Dataset entries:

■ ■ ■ ■

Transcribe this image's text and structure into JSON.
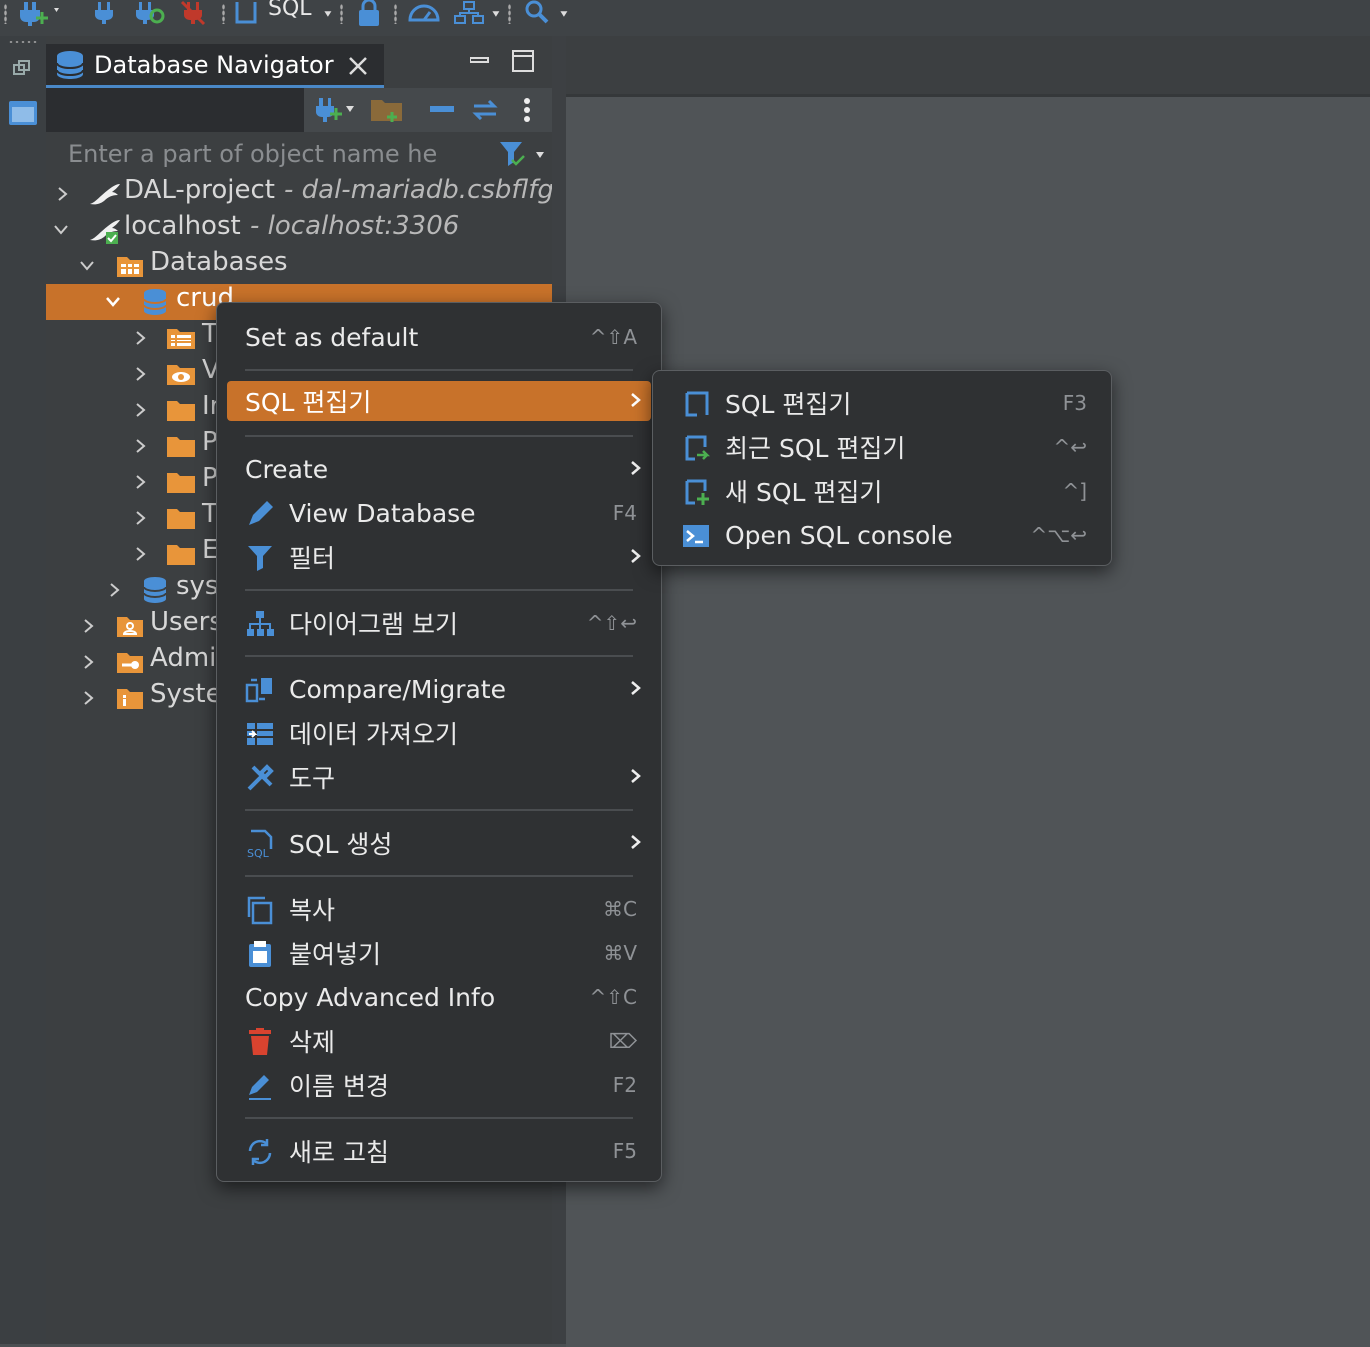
{
  "toolbar": {
    "sql_label": "SQL"
  },
  "navigator": {
    "tab_title": "Database Navigator",
    "filter_placeholder": "Enter a part of object name he",
    "tree": {
      "dal_project": {
        "name": "DAL-project",
        "sub": "- dal-mariadb.csbflfgg"
      },
      "localhost": {
        "name": "localhost",
        "sub": "- localhost:3306"
      },
      "databases": "Databases",
      "crud": "crud",
      "crud_children": [
        "T",
        "V",
        "Ir",
        "P",
        "P",
        "T",
        "E"
      ],
      "sys": "sys",
      "users": "Users",
      "admin": "Admir",
      "system": "Syste"
    }
  },
  "context_menu": {
    "set_default": {
      "label": "Set as default",
      "shortcut": "^⇧A"
    },
    "sql_editor": {
      "label": "SQL 편집기"
    },
    "create": {
      "label": "Create"
    },
    "view_database": {
      "label": "View Database",
      "shortcut": "F4"
    },
    "filter": {
      "label": "필터"
    },
    "diagram": {
      "label": "다이어그램 보기",
      "shortcut": "^⇧↩"
    },
    "compare": {
      "label": "Compare/Migrate"
    },
    "import": {
      "label": "데이터 가져오기"
    },
    "tools": {
      "label": "도구"
    },
    "sql_gen": {
      "label": "SQL 생성"
    },
    "copy": {
      "label": "복사",
      "shortcut": "⌘C"
    },
    "paste": {
      "label": "붙여넣기",
      "shortcut": "⌘V"
    },
    "copy_adv": {
      "label": "Copy Advanced Info",
      "shortcut": "^⇧C"
    },
    "delete": {
      "label": "삭제",
      "shortcut": "⌦"
    },
    "rename": {
      "label": "이름 변경",
      "shortcut": "F2"
    },
    "refresh": {
      "label": "새로 고침",
      "shortcut": "F5"
    }
  },
  "submenu": {
    "sql_editor": {
      "label": "SQL 편집기",
      "shortcut": "F3"
    },
    "recent_sql": {
      "label": "최근 SQL 편집기",
      "shortcut": "^↩"
    },
    "new_sql": {
      "label": "새 SQL 편집기",
      "shortcut": "^]"
    },
    "console": {
      "label": "Open SQL console",
      "shortcut": "^⌥↩"
    }
  },
  "colors": {
    "accent": "#c8722a",
    "tab_underline": "#4a88c7",
    "icon_blue": "#4a8fd6",
    "folder_orange": "#e8953a"
  }
}
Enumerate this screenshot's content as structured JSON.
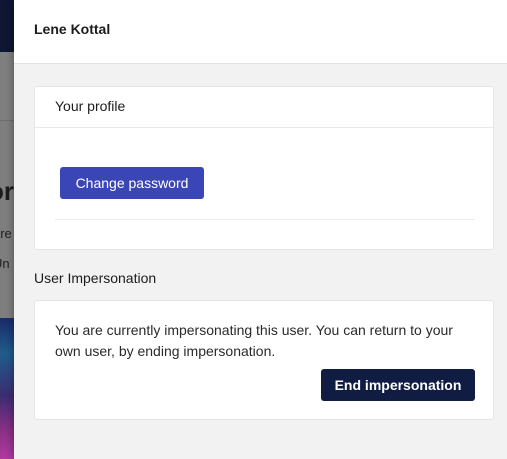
{
  "background": {
    "heading_fragment": "or",
    "line_1": "ere",
    "line_2": "Un"
  },
  "panel": {
    "title": "Lene Kottal"
  },
  "profile": {
    "title": "Your profile",
    "change_password_label": "Change password"
  },
  "impersonation": {
    "section_title": "User Impersonation",
    "message": "You are currently impersonating this user. You can return to your own user, by ending impersonation.",
    "end_button_label": "End impersonation"
  },
  "colors": {
    "primary_button": "#3a45b6",
    "dark_button": "#101c42",
    "panel_background": "#f3f2f2"
  }
}
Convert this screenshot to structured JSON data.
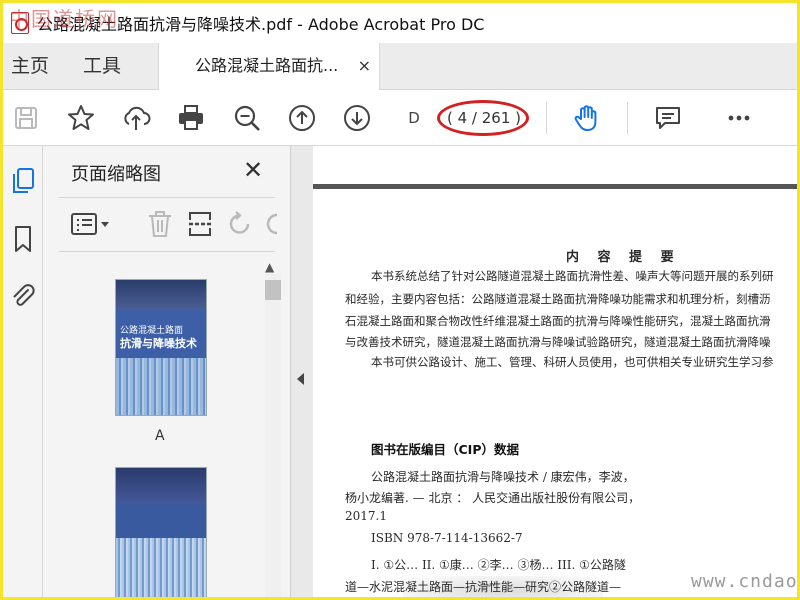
{
  "window": {
    "title": "公路混凝土路面抗滑与降噪技术.pdf - Adobe Acrobat Pro DC"
  },
  "watermarks": {
    "top_left": "中国道桥网",
    "bottom_right": "www.cndao.com"
  },
  "tabs": {
    "home": "主页",
    "tools": "工具",
    "document": "公路混凝土路面抗...",
    "close": "×"
  },
  "toolbar": {
    "icons": [
      "save-icon",
      "star-icon",
      "cloud-upload-icon",
      "print-icon",
      "zoom-icon",
      "page-up-icon",
      "page-down-icon",
      "hand-icon",
      "comment-icon",
      "more-icon"
    ],
    "page_input": "D",
    "page_count": "( 4 / 261 )",
    "annotation_color": "#d42020",
    "hand_color": "#1473e6"
  },
  "thumbnails_panel": {
    "title": "页面缩略图",
    "close": "✕",
    "thumbnails": [
      {
        "label": "A",
        "cover_line1": "公路混凝土路面",
        "cover_line2": "抗滑与降噪技术"
      },
      {
        "label": ""
      }
    ]
  },
  "document_page": {
    "heading": "内 容 提 要",
    "summary_lines": [
      "本书系统总结了针对公路隧道混凝土路面抗滑性差、噪声大等问题开展的系列研",
      "和经验，主要内容包括：公路隧道混凝土路面抗滑降噪功能需求和机理分析，刻槽沥",
      "石混凝土路面和聚合物改性纤维混凝土路面的抗滑与降噪性能研究，混凝土路面抗滑",
      "与改善技术研究，隧道混凝土路面抗滑与降噪试验路研究，隧道混凝土路面抗滑降噪",
      "本书可供公路设计、施工、管理、科研人员使用，也可供相关专业研究生学习参"
    ],
    "cip_title": "图书在版编目（CIP）数据",
    "cip_lines": [
      "公路混凝土路面抗滑与降噪技术 / 康宏伟，李波，",
      "杨小龙编著. — 北京 ： 人民交通出版社股份有限公司，",
      "2017.1",
      "ISBN 978-7-114-13662-7",
      "I. ①公… II. ①康… ②李… ③杨… III. ①公路隧",
      "道—水泥混凝土路面—抗滑性能—研究②公路隧道—"
    ]
  }
}
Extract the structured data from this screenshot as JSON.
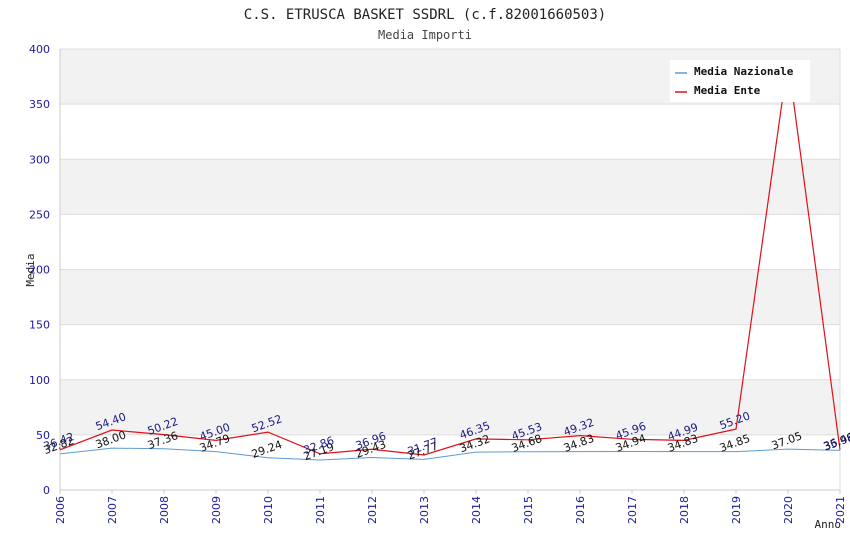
{
  "chart_data": {
    "type": "line",
    "title": "C.S. ETRUSCA BASKET SSDRL (c.f.82001660503)",
    "subtitle": "Media Importi",
    "xlabel": "Anno",
    "ylabel": "Media",
    "x": [
      "2006",
      "2007",
      "2008",
      "2009",
      "2010",
      "2011",
      "2012",
      "2013",
      "2014",
      "2015",
      "2016",
      "2017",
      "2018",
      "2019",
      "2020",
      "2021"
    ],
    "ylim": [
      0,
      400
    ],
    "yticks": [
      0,
      50,
      100,
      150,
      200,
      250,
      300,
      350,
      400
    ],
    "legend_position": "top-right",
    "series": [
      {
        "name": "Media Nazionale",
        "color": "#5b9bd5",
        "values": [
          32.82,
          38.0,
          37.36,
          34.79,
          29.24,
          27.19,
          29.43,
          27.77,
          34.32,
          34.68,
          34.83,
          34.94,
          34.83,
          34.85,
          37.05,
          35.98
        ],
        "labels": [
          "32.82",
          "38.00",
          "37.36",
          "34.79",
          "29.24",
          "27.19",
          "29.43",
          "27.77",
          "34.32",
          "34.68",
          "34.83",
          "34.94",
          "34.83",
          "34.85",
          "37.05",
          "35.98"
        ]
      },
      {
        "name": "Media Ente",
        "color": "#e0101a",
        "values": [
          36.42,
          54.4,
          50.22,
          45.0,
          52.52,
          32.86,
          36.96,
          31.77,
          46.35,
          45.53,
          49.32,
          45.96,
          44.99,
          55.2,
          390.0,
          36.46
        ],
        "labels": [
          "36.42",
          "54.40",
          "50.22",
          "45.00",
          "52.52",
          "32.86",
          "36.96",
          "31.77",
          "46.35",
          "45.53",
          "49.32",
          "45.96",
          "44.99",
          "55.20",
          "",
          "36.46"
        ]
      }
    ]
  }
}
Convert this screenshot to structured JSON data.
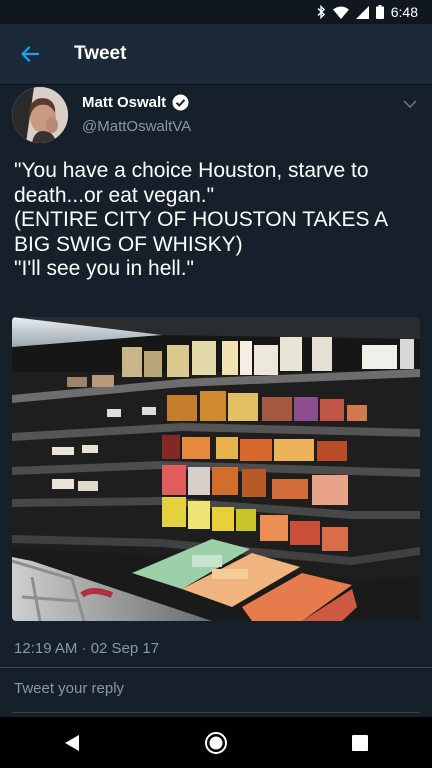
{
  "status_bar": {
    "time": "6:48",
    "icons": [
      "bluetooth-icon",
      "wifi-icon",
      "cell-signal-icon",
      "battery-icon"
    ]
  },
  "app_bar": {
    "title": "Tweet",
    "back_icon": "arrow-left-icon"
  },
  "tweet": {
    "author_name": "Matt Oswalt",
    "verified": true,
    "handle": "@MattOswaltVA",
    "text": "\"You have a choice Houston, starve to death...or eat vegan.\"\n(ENTIRE CITY OF HOUSTON TAKES A BIG SWIG OF WHISKY)\n\"I'll see you in hell.\"",
    "timestamp": "12:19 AM · 02 Sep 17",
    "menu_icon": "chevron-down-icon"
  },
  "reply": {
    "placeholder": "Tweet your reply"
  },
  "nav_bar": {
    "buttons": [
      "back-triangle-icon",
      "home-circle-icon",
      "recents-square-icon"
    ]
  },
  "colors": {
    "background": "#15202b",
    "app_bar": "#1c2938",
    "accent": "#1da1f2",
    "secondary_text": "#8899a6",
    "divider": "#38444d"
  }
}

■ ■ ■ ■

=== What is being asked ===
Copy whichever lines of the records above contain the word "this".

=== Exercise answer ===
Transcribe this image's text and structure into JSON.
Enumerate this screenshot's content as structured JSON.
    "message": "You are currently impersonating this user. You can return to your own user, by ending impersonation.",
Convert this screenshot to structured JSON data.
Extract the structured data from this screenshot as JSON.
Convert this screenshot to structured JSON data.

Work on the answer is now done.